Print the whole listing exactly as it appears, but skip the pictures.

☆ ☆ ☆ ☆ ☆ ☆ ☆

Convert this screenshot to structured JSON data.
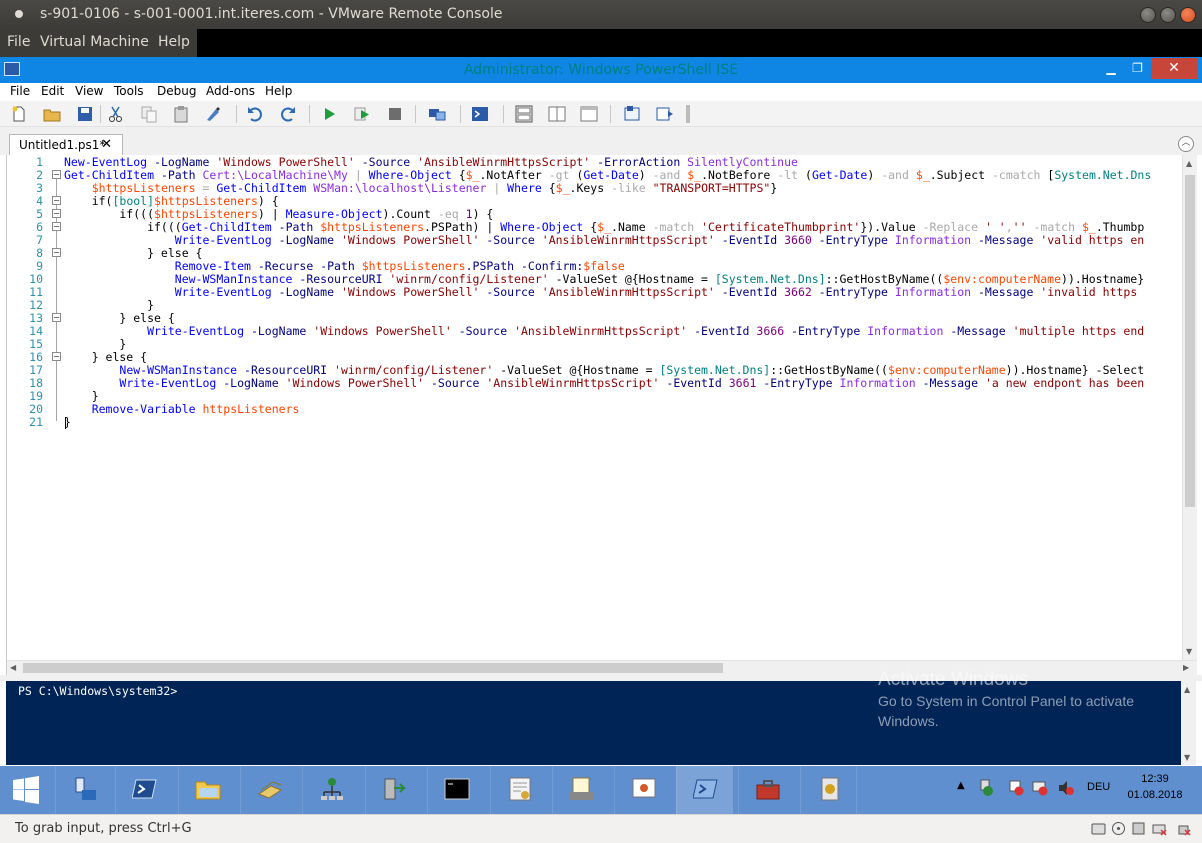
{
  "vm_window": {
    "title": "s-901-0106 - s-001-0001.int.iteres.com - VMware Remote Console",
    "menu": [
      "File",
      "Virtual Machine",
      "Help"
    ],
    "status_message": "To grab input, press Ctrl+G"
  },
  "ise": {
    "title": "Administrator: Windows PowerShell ISE",
    "menu": [
      "File",
      "Edit",
      "View",
      "Tools",
      "Debug",
      "Add-ons",
      "Help"
    ],
    "tab_label": "Untitled1.ps1*",
    "tab_close": "✕",
    "line_numbers": [
      "1",
      "2",
      "3",
      "4",
      "5",
      "6",
      "7",
      "8",
      "9",
      "10",
      "11",
      "12",
      "13",
      "14",
      "15",
      "16",
      "17",
      "18",
      "19",
      "20",
      "21"
    ],
    "console_prompt": "PS C:\\Windows\\system32>"
  },
  "code": {
    "line1": [
      "New-EventLog",
      " -LogName ",
      "'Windows PowerShell'",
      " -Source ",
      "'AnsibleWinrmHttpsScript'",
      " -ErrorAction ",
      "SilentlyContinue"
    ],
    "line2": [
      "Get-ChildItem",
      " -Path ",
      "Cert:\\LocalMachine\\My",
      " | ",
      "Where-Object",
      " {",
      "$_",
      ".NotAfter ",
      "-gt",
      " (",
      "Get-Date",
      ") ",
      "-and",
      " ",
      "$_",
      ".NotBefore ",
      "-lt",
      " (",
      "Get-Date",
      ") ",
      "-and",
      " ",
      "$_",
      ".Subject ",
      "-cmatch",
      " [",
      "System.Net.Dns"
    ],
    "line3": [
      "    ",
      "$httpsListeners",
      " = ",
      "Get-ChildItem",
      " ",
      "WSMan:\\localhost\\Listener",
      " | ",
      "Where",
      " {",
      "$_",
      ".Keys ",
      "-like",
      " ",
      "\"TRANSPORT=HTTPS\"",
      "}"
    ],
    "line4": [
      "    if(",
      "[bool]",
      "$httpsListeners",
      ") {"
    ],
    "line5": [
      "        if(((",
      "$httpsListeners",
      ") | ",
      "Measure-Object",
      ").Count ",
      "-eq",
      " ",
      "1",
      ") {"
    ],
    "line6": [
      "            if(((",
      "Get-ChildItem",
      " -Path ",
      "$httpsListeners",
      ".PSPath) | ",
      "Where-Object",
      " {",
      "$_",
      ".Name ",
      "-match",
      " ",
      "'CertificateThumbprint'",
      "}).Value ",
      "-Replace",
      " ",
      "' '",
      ",",
      "''",
      " ",
      "-match",
      " ",
      "$_",
      ".Thumbp"
    ],
    "line7": [
      "                ",
      "Write-EventLog",
      " -LogName ",
      "'Windows PowerShell'",
      " -Source ",
      "'AnsibleWinrmHttpsScript'",
      " -EventId ",
      "3660",
      " -EntryType ",
      "Information",
      " -Message ",
      "'valid https en"
    ],
    "line8": [
      "            } else {"
    ],
    "line9": [
      "                ",
      "Remove-Item",
      " -Recurse -Path ",
      "$httpsListeners",
      ".PSPath -Confirm:",
      "$false"
    ],
    "line10": [
      "                ",
      "New-WSManInstance",
      " -ResourceURI ",
      "'winrm/config/Listener'",
      " -ValueSet @{Hostname = ",
      "[System.Net.Dns]",
      "::GetHostByName((",
      "$env:computerName",
      ")).Hostname}"
    ],
    "line11": [
      "                ",
      "Write-EventLog",
      " -LogName ",
      "'Windows PowerShell'",
      " -Source ",
      "'AnsibleWinrmHttpsScript'",
      " -EventId ",
      "3662",
      " -EntryType ",
      "Information",
      " -Message ",
      "'invalid https"
    ],
    "line12": [
      "            }"
    ],
    "line13": [
      "        } else {"
    ],
    "line14": [
      "            ",
      "Write-EventLog",
      " -LogName ",
      "'Windows PowerShell'",
      " -Source ",
      "'AnsibleWinrmHttpsScript'",
      " -EventId ",
      "3666",
      " -EntryType ",
      "Information",
      " -Message ",
      "'multiple https end"
    ],
    "line15": [
      "        }"
    ],
    "line16": [
      "    } else {"
    ],
    "line17": [
      "        ",
      "New-WSManInstance",
      " -ResourceURI ",
      "'winrm/config/Listener'",
      " -ValueSet @{Hostname = ",
      "[System.Net.Dns]",
      "::GetHostByName((",
      "$env:computerName",
      ")).Hostname} -Select"
    ],
    "line18": [
      "        ",
      "Write-EventLog",
      " -LogName ",
      "'Windows PowerShell'",
      " -Source ",
      "'AnsibleWinrmHttpsScript'",
      " -EventId ",
      "3661",
      " -EntryType ",
      "Information",
      " -Message ",
      "'a new endpont has been"
    ],
    "line19": [
      "    }"
    ],
    "line20": [
      "    ",
      "Remove-Variable",
      " ",
      "httpsListeners"
    ],
    "line21": [
      "}"
    ]
  },
  "watermark": {
    "heading": "Activate Windows",
    "line1": "Go to System in Control Panel to activate",
    "line2": "Windows."
  },
  "taskbar": {
    "language": "DEU",
    "time": "12:39",
    "date": "01.08.2018",
    "apps": [
      "server-manager-icon",
      "powershell-icon",
      "file-explorer-icon",
      "tools-icon",
      "network-icon",
      "migration-icon",
      "cmd-icon",
      "certificate-icon",
      "certificate-tool-icon",
      "presentation-icon",
      "powershell-ise-icon",
      "toolbox-icon",
      "security-icon"
    ]
  },
  "colors": {
    "ise_title_bar": "#0f86e3",
    "console_background": "#012456",
    "taskbar": "#5f8fcf"
  }
}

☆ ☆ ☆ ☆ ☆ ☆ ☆

WRITTEN RESPONSE:
Convert this screenshot to structured JSON data.
{
  "vm_window": {
    "title": "s-901-0106 - s-001-0001.int.iteres.com - VMware Remote Console",
    "menu": [
      "File",
      "Virtual Machine",
      "Help"
    ],
    "status_message": "To grab input, press Ctrl+G"
  },
  "ise": {
    "title": "Administrator: Windows PowerShell ISE",
    "menu": [
      "File",
      "Edit",
      "View",
      "Tools",
      "Debug",
      "Add-ons",
      "Help"
    ],
    "tab_label": "Untitled1.ps1*",
    "tab_close": "✕",
    "line_numbers": [
      "1",
      "2",
      "3",
      "4",
      "5",
      "6",
      "7",
      "8",
      "9",
      "10",
      "11",
      "12",
      "13",
      "14",
      "15",
      "16",
      "17",
      "18",
      "19",
      "20",
      "21"
    ],
    "console_prompt": "PS C:\\Windows\\system32>"
  },
  "code": {
    "line1": [
      "New-EventLog",
      " -LogName ",
      "'Windows PowerShell'",
      " -Source ",
      "'AnsibleWinrmHttpsScript'",
      " -ErrorAction ",
      "SilentlyContinue"
    ],
    "line2": [
      "Get-ChildItem",
      " -Path ",
      "Cert:\\LocalMachine\\My",
      " | ",
      "Where-Object",
      " {",
      "$_",
      ".NotAfter ",
      "-gt",
      " (",
      "Get-Date",
      ") ",
      "-and",
      " ",
      "$_",
      ".NotBefore ",
      "-lt",
      " (",
      "Get-Date",
      ") ",
      "-and",
      " ",
      "$_",
      ".Subject ",
      "-cmatch",
      " [",
      "System.Net.Dns"
    ],
    "line3": [
      "    ",
      "$httpsListeners",
      " = ",
      "Get-ChildItem",
      " ",
      "WSMan:\\localhost\\Listener",
      " | ",
      "Where",
      " {",
      "$_",
      ".Keys ",
      "-like",
      " ",
      "\"TRANSPORT=HTTPS\"",
      "}"
    ],
    "line4": [
      "    if(",
      "[bool]",
      "$httpsListeners",
      ") {"
    ],
    "line5": [
      "        if(((",
      "$httpsListeners",
      ") | ",
      "Measure-Object",
      ").Count ",
      "-eq",
      " ",
      "1",
      ") {"
    ],
    "line6": [
      "            if(((",
      "Get-ChildItem",
      " -Path ",
      "$httpsListeners",
      ".PSPath) | ",
      "Where-Object",
      " {",
      "$_",
      ".Name ",
      "-match",
      " ",
      "'CertificateThumbprint'",
      "}).Value ",
      "-Replace",
      " ",
      "' '",
      ",",
      "''",
      " ",
      "-match",
      " ",
      "$_",
      ".Thumbp"
    ],
    "line7": [
      "                ",
      "Write-EventLog",
      " -LogName ",
      "'Windows PowerShell'",
      " -Source ",
      "'AnsibleWinrmHttpsScript'",
      " -EventId ",
      "3660",
      " -EntryType ",
      "Information",
      " -Message ",
      "'valid https en"
    ],
    "line8": [
      "            } else {"
    ],
    "line9": [
      "                ",
      "Remove-Item",
      " -Recurse -Path ",
      "$httpsListeners",
      ".PSPath -Confirm:",
      "$false"
    ],
    "line10": [
      "                ",
      "New-WSManInstance",
      " -ResourceURI ",
      "'winrm/config/Listener'",
      " -ValueSet @{Hostname = ",
      "[System.Net.Dns]",
      "::GetHostByName((",
      "$env:computerName",
      ")).Hostname}"
    ],
    "line11": [
      "                ",
      "Write-EventLog",
      " -LogName ",
      "'Windows PowerShell'",
      " -Source ",
      "'AnsibleWinrmHttpsScript'",
      " -EventId ",
      "3662",
      " -EntryType ",
      "Information",
      " -Message ",
      "'invalid https"
    ],
    "line12": [
      "            }"
    ],
    "line13": [
      "        } else {"
    ],
    "line14": [
      "            ",
      "Write-EventLog",
      " -LogName ",
      "'Windows PowerShell'",
      " -Source ",
      "'AnsibleWinrmHttpsScript'",
      " -EventId ",
      "3666",
      " -EntryType ",
      "Information",
      " -Message ",
      "'multiple https end"
    ],
    "line15": [
      "        }"
    ],
    "line16": [
      "    } else {"
    ],
    "line17": [
      "        ",
      "New-WSManInstance",
      " -ResourceURI ",
      "'winrm/config/Listener'",
      " -ValueSet @{Hostname = ",
      "[System.Net.Dns]",
      "::GetHostByName((",
      "$env:computerName",
      ")).Hostname} -Select"
    ],
    "line18": [
      "        ",
      "Write-EventLog",
      " -LogName ",
      "'Windows PowerShell'",
      " -Source ",
      "'AnsibleWinrmHttpsScript'",
      " -EventId ",
      "3661",
      " -EntryType ",
      "Information",
      " -Message ",
      "'a new endpont has been"
    ],
    "line19": [
      "    }"
    ],
    "line20": [
      "    ",
      "Remove-Variable",
      " ",
      "httpsListeners"
    ],
    "line21": [
      "}"
    ]
  },
  "watermark": {
    "heading": "Activate Windows",
    "line1": "Go to System in Control Panel to activate",
    "line2": "Windows."
  },
  "taskbar": {
    "language": "DEU",
    "time": "12:39",
    "date": "01.08.2018",
    "apps": [
      "server-manager-icon",
      "powershell-icon",
      "file-explorer-icon",
      "tools-icon",
      "network-icon",
      "migration-icon",
      "cmd-icon",
      "certificate-icon",
      "certificate-tool-icon",
      "presentation-icon",
      "powershell-ise-icon",
      "toolbox-icon",
      "security-icon"
    ]
  },
  "colors": {
    "ise_title_bar": "#0f86e3",
    "console_background": "#012456",
    "taskbar": "#5f8fcf"
  }
}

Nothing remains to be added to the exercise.